In the world of graphic novels one of the unexpected surprises last year, for me at least, was Alan’s War , a memoir of the World War II drawn by Emmanuel Guibert and based on the life story of Alan Cope, an American GI. More than any other comic book I can think of, and indeed more than any other book, Alan’s War captures the mundane ness of war, the everyday trials a soldier has to deal with. What keeps you hooked is the voice of the book, Alan Cope’s voice, matter of fact, diffident, honest. Cope is not so much the unknown solider as the average, unremarkable, ordinary grunt, the plain young man thrown into an institution much larger than him. It takes a while to figure out the true story of the book, which is how Cope held on to his humanity in the institutional setting he found himself in.

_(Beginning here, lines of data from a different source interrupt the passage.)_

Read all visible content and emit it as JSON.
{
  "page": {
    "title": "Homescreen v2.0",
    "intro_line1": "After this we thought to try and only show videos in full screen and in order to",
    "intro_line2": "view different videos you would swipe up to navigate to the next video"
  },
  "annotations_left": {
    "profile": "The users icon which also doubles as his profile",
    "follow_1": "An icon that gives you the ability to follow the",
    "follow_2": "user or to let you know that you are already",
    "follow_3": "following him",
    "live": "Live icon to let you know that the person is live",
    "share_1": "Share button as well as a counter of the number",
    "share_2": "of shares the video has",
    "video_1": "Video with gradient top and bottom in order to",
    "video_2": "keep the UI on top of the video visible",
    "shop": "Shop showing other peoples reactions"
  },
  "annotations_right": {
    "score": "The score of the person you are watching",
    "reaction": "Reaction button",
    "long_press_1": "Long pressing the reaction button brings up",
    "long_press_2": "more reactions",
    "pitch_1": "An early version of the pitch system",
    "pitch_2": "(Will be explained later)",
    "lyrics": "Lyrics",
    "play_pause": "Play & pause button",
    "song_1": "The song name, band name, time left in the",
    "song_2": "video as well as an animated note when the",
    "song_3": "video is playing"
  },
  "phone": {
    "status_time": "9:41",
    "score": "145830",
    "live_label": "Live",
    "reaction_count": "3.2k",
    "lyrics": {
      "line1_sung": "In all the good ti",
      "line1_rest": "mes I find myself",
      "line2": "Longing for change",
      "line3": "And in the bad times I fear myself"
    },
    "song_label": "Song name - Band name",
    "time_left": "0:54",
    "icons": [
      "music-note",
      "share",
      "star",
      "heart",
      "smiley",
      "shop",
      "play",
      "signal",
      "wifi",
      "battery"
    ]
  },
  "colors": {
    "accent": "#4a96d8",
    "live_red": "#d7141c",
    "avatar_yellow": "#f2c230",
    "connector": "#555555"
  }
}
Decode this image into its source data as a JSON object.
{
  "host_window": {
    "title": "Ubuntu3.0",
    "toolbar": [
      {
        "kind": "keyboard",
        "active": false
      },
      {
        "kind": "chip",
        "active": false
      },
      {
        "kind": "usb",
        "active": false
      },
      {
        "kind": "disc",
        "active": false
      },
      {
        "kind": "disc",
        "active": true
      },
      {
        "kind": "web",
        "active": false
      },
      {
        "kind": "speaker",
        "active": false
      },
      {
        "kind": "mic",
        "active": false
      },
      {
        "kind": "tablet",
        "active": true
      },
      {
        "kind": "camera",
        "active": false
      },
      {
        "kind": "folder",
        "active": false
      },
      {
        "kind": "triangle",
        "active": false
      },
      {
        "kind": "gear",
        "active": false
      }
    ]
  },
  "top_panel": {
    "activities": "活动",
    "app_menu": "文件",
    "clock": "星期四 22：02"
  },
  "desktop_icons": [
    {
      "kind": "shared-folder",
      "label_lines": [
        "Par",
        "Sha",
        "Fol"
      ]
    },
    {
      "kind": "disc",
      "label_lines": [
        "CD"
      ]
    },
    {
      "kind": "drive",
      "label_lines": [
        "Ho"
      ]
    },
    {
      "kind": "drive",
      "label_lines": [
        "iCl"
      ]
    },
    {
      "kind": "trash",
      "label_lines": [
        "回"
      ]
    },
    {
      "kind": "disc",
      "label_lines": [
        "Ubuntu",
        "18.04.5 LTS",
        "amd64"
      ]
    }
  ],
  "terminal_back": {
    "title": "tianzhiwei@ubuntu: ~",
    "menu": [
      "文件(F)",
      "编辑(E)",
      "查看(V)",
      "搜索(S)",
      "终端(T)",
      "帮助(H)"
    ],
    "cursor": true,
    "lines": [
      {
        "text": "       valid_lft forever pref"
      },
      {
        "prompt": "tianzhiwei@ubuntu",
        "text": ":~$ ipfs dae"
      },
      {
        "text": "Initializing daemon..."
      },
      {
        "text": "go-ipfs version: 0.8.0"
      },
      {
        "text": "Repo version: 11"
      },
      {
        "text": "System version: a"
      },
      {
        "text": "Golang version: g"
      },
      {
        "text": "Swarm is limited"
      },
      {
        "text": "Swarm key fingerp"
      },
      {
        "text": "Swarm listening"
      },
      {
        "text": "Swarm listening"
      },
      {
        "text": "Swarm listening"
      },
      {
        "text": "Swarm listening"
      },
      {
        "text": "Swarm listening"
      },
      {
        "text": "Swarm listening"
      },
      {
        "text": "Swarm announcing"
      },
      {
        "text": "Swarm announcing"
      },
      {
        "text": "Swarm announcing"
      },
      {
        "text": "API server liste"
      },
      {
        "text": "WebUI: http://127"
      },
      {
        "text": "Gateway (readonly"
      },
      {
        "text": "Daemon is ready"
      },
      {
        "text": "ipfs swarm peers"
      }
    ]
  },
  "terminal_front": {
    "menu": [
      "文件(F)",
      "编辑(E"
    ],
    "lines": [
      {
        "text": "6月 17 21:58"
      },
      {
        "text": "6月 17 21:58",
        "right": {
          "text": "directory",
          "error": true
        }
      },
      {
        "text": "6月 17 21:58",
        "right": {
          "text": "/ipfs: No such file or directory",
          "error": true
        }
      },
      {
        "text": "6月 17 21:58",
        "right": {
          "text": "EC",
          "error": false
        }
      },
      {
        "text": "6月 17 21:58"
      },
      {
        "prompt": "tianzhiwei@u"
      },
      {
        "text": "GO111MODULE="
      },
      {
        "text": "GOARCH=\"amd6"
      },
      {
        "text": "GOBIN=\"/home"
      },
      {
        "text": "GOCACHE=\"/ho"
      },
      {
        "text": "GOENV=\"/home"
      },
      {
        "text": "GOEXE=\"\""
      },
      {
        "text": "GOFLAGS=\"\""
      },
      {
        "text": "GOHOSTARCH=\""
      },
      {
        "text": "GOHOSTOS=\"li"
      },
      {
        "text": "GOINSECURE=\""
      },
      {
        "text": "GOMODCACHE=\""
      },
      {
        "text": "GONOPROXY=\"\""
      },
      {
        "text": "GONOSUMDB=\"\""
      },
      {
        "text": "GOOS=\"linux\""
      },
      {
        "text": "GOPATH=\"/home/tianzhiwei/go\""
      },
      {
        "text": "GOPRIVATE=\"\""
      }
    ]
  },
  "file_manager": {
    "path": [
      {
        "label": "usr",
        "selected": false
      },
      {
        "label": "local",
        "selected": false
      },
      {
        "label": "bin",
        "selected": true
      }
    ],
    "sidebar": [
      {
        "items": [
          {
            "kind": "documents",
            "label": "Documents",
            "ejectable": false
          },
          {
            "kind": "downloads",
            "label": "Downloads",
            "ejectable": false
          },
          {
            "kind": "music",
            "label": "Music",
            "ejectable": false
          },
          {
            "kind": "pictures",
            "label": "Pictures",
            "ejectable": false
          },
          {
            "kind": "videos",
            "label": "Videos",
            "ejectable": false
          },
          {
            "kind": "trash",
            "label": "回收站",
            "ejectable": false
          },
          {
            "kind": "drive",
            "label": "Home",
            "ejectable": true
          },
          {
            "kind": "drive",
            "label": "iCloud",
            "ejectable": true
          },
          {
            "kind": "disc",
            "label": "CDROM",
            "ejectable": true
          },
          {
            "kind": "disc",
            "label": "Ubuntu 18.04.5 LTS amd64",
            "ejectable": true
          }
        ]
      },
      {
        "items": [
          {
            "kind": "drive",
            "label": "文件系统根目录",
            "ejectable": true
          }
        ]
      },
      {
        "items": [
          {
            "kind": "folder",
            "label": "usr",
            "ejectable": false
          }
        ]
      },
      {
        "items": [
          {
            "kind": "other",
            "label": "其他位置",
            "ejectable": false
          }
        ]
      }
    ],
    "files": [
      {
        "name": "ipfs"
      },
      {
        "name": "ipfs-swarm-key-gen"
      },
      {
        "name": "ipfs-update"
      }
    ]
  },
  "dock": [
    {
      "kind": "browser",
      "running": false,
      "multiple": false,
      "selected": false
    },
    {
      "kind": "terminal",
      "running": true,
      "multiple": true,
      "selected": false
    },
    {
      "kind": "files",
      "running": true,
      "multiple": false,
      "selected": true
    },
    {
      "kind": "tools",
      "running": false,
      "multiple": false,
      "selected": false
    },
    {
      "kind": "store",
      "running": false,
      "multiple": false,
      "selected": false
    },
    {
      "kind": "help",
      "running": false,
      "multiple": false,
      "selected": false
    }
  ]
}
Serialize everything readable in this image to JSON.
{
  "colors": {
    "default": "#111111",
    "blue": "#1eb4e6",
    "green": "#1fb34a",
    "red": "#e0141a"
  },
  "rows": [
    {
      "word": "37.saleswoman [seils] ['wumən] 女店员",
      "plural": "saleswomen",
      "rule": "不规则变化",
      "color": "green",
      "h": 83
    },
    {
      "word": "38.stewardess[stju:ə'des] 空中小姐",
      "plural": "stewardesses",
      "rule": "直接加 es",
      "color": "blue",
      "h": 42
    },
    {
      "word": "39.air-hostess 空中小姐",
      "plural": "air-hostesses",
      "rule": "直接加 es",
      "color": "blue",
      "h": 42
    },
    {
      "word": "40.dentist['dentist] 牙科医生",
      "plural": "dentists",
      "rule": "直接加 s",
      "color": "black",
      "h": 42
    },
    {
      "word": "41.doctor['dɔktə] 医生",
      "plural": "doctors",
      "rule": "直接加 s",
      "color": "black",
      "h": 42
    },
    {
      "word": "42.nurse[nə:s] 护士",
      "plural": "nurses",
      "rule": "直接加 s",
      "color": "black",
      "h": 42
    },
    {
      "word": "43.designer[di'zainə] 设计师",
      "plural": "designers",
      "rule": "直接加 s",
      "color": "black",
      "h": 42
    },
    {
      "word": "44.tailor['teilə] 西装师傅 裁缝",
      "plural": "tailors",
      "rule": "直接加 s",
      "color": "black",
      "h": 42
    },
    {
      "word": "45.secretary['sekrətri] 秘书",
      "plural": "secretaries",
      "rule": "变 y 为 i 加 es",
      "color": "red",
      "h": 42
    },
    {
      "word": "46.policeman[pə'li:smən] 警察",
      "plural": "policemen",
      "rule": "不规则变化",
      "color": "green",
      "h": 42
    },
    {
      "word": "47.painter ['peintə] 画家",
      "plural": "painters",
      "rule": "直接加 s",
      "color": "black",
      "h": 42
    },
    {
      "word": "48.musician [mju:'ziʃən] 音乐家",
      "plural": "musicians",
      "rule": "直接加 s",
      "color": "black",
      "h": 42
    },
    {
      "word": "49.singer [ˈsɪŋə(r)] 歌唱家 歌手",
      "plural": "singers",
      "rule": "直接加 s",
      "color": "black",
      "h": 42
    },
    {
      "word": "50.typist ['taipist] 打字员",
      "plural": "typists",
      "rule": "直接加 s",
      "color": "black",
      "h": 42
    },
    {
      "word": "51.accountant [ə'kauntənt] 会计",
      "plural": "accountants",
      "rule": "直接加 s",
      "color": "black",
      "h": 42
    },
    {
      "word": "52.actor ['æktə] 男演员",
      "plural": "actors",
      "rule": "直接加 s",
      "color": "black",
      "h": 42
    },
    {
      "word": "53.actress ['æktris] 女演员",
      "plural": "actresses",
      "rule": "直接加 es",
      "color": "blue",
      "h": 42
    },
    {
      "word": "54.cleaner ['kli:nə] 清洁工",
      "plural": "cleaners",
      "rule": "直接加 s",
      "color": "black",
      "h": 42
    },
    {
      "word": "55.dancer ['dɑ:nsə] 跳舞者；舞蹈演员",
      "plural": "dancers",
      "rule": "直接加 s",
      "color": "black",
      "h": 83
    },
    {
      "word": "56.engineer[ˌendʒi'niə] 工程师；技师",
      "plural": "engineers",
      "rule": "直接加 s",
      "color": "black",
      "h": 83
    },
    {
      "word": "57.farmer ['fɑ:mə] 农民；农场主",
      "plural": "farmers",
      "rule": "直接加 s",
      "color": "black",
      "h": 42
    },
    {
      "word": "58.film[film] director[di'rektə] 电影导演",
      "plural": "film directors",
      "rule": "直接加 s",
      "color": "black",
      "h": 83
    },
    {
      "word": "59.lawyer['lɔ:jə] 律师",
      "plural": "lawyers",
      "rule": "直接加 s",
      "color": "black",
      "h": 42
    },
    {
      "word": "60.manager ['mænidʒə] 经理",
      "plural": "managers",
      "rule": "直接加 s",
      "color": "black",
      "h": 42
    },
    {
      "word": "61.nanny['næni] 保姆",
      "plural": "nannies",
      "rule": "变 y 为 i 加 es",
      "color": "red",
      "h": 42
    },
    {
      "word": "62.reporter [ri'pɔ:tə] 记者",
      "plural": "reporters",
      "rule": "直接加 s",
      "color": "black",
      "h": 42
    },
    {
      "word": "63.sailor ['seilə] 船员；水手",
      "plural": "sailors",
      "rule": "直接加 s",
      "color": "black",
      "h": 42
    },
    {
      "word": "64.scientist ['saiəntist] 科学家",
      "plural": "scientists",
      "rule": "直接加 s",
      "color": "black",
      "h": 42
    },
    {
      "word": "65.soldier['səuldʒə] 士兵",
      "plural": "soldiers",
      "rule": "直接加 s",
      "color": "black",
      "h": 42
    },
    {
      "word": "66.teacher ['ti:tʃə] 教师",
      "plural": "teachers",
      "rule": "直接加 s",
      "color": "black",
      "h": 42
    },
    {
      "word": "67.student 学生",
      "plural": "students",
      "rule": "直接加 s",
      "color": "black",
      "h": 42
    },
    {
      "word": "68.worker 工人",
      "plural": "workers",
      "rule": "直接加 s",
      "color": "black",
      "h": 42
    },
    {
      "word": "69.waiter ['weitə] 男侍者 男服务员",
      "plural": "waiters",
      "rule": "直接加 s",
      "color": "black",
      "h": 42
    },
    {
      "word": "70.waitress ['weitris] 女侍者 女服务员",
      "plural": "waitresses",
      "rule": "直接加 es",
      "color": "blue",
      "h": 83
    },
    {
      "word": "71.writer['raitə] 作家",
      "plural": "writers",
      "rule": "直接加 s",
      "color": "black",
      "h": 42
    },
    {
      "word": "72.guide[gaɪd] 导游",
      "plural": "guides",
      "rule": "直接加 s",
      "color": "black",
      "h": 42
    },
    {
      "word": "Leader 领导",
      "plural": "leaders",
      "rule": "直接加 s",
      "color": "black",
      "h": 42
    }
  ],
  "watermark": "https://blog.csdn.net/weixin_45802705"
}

For more on Alan’s War, see this radio report done by Cyrus Farivar; it includes a brief clip of me talking more about the book.